====== Task material ======
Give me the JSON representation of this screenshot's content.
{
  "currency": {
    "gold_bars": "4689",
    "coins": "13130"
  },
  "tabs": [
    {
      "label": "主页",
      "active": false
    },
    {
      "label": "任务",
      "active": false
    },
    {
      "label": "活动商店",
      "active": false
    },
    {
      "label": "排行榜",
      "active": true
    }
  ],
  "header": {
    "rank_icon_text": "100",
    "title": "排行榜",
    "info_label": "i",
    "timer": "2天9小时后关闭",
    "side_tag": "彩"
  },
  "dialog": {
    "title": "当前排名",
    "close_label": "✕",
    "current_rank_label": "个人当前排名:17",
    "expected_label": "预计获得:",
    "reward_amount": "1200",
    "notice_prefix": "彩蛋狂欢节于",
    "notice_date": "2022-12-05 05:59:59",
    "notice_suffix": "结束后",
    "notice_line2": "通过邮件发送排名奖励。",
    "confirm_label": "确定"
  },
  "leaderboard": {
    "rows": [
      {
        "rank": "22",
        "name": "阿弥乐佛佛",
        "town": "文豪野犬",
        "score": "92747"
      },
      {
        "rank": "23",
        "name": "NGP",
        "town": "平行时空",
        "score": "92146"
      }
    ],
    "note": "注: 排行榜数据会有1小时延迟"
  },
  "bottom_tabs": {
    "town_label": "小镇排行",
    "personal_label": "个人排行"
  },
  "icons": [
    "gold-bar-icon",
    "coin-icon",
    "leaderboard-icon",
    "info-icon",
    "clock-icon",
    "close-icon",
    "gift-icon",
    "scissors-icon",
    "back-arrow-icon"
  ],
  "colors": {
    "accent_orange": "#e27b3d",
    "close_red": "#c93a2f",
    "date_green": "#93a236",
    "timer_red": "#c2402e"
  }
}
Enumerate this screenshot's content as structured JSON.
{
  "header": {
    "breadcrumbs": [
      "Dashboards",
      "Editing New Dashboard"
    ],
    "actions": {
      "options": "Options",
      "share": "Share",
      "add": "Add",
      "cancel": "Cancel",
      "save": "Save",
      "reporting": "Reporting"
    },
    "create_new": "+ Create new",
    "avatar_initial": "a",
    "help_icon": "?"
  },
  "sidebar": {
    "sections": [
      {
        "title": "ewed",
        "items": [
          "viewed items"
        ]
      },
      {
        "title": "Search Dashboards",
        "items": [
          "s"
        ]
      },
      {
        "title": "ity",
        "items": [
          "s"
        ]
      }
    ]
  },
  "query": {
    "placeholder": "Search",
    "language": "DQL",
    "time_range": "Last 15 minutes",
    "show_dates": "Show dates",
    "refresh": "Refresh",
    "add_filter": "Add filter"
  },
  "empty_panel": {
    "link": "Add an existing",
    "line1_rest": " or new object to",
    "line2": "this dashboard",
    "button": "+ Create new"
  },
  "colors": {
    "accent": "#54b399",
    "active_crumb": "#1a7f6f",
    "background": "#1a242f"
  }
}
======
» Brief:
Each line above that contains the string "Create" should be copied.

» Solution:
    "create_new": "+ Create new",
    "button": "+ Create new"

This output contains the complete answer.